“My specialty is contortion and acrobatics but I teach lyrical, jazz, tap, all different versions. I have danced competitive dance, and then ballroom dance, and now I teach competition dance. And I’ve been teaching for a little over nine years,” she said.
And yet, she says seeing Shen Yun perform at the Kennedy Center Opera House on Feb. 18 makes her a better teacher and even a better person.
“I just think it makes you a better person. It makes you a better teacher. I’ve always been that kind of person that just embraces and respects, and the show was all about that,” she said.
Through music and classical Chinese dance, Shen Yun aims to bring the heart of ancient China’s culture—a culture that valued principles such as mindfulness of others, truthfulness, and respect for gods—to the world.
Ms. Puhalla saw those principles reflected in the dancers’ performance. “You can be a technical dancer and learn the technique of dance. But I think to perform and to tell a story, you have to have a connection to the emotional end of what you’re trying to emote or tell … I just think it’s inspirational to see different styles and different forms,” she said, adding that the technique was amazing as well.
“You have very skilled dancers in this performance. Very impressive, very impressive. Nothing but positive things to say.”
Her daughter, Laney Puhalla, also a dancer currently attending high school was also in awe. “It was a very captivating and such an elegant performance. It’s amazing and very fun to watch,” she said. “They are portraying the characters so well, and really unveiling the story.”
In many of the story-based dances, deities visit from the heavens via the digitally animated backdrop and then appear on stage as the dancers take over those roles.
A dance that stood out for her “was “The Lady of the Moon.” She’s an incredible dancer, performer. It’s just a beautiful story,” said Ms. Puhalla. In the story, a woman ascends to the moon to join a beautiful fairy palace, but due to unfortunate circumstances has to leave her husband behind on earth.
Ms. Puhalla also noted the unfortunate circumstance that the traditional Chinese culture Shen Yun portrays is not tolerated by the communist regime.
She feels “a little sadness that China doesn’t embrace all of it because it’s so beautiful. I can’t imagine anybody not embracing the story, the culture, just everything that the show embodied,” she said.
New York-based Shen Yun seeks to revive the sense of divine inspiration through classical Chinese dance and music, after systematic campaigns like the Cultural Revolution almost destroyed the traditional culture in China.
Reporting by Xiaoxu Lin and Valentin Schmid
New York-based Shen Yun Performing Arts has four touring companies that perform simultaneously around the world. For more information, visit Shen Yun Performing Arts.

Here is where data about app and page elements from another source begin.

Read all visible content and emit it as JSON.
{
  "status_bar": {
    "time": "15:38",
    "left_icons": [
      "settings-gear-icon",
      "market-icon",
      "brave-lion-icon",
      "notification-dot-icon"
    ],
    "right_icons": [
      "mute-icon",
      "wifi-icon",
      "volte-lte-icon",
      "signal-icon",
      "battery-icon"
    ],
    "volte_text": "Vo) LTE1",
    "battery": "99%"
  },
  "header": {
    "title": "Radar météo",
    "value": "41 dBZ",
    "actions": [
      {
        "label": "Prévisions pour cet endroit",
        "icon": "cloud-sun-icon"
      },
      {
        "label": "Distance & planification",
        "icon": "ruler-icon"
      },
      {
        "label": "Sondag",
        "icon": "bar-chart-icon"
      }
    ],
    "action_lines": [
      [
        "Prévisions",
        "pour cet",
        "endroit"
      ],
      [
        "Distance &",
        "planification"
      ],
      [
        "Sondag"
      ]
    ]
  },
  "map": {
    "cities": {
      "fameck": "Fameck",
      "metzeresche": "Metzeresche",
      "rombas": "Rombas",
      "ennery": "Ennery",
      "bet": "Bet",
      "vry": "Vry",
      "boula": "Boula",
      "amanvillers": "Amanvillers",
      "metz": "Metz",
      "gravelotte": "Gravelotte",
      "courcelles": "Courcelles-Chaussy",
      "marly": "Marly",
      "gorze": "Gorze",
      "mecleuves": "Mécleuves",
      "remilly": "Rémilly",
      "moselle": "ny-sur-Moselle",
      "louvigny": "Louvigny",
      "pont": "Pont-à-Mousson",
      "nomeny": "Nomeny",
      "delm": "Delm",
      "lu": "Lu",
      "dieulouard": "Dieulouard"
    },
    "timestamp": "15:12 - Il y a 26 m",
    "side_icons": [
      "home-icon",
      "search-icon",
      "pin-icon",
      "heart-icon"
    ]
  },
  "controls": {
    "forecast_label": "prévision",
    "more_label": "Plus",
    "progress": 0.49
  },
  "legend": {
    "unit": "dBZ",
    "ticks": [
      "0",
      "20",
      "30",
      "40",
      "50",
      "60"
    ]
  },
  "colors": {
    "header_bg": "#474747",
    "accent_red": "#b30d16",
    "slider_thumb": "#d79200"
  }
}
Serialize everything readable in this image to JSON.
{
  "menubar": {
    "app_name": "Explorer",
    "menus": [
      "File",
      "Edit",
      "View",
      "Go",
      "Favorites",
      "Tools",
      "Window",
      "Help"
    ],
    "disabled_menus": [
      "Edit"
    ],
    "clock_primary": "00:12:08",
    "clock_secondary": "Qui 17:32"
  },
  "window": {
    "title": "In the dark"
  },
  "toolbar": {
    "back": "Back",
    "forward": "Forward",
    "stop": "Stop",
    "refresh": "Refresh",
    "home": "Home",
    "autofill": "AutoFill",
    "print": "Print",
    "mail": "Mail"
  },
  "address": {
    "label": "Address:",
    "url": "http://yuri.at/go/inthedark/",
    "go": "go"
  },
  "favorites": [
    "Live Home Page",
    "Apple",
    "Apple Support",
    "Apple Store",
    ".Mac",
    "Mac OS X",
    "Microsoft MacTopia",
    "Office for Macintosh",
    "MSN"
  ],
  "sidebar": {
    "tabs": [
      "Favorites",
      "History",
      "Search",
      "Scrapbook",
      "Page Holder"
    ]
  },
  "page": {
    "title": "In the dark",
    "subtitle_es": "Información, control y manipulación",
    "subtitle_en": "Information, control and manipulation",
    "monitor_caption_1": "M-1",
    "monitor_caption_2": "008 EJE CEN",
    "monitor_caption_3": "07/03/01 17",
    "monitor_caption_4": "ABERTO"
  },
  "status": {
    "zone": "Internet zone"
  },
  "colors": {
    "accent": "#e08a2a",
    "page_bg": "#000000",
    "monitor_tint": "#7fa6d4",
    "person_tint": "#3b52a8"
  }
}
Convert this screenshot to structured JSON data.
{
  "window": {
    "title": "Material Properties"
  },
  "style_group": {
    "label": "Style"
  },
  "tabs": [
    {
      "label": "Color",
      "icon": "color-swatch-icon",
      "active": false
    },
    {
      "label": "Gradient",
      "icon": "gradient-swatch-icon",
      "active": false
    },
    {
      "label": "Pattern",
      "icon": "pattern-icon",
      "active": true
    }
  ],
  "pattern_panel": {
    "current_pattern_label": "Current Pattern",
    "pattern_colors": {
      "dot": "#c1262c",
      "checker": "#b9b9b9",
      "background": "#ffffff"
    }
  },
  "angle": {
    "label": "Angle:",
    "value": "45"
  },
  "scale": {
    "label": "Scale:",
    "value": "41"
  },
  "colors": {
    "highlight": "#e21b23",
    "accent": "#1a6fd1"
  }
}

Epoch Times considers Shen Yun Performing Arts the significant cultural event of our time. We have proudly covered audience reactions since Shen Yun’s inception in 2006.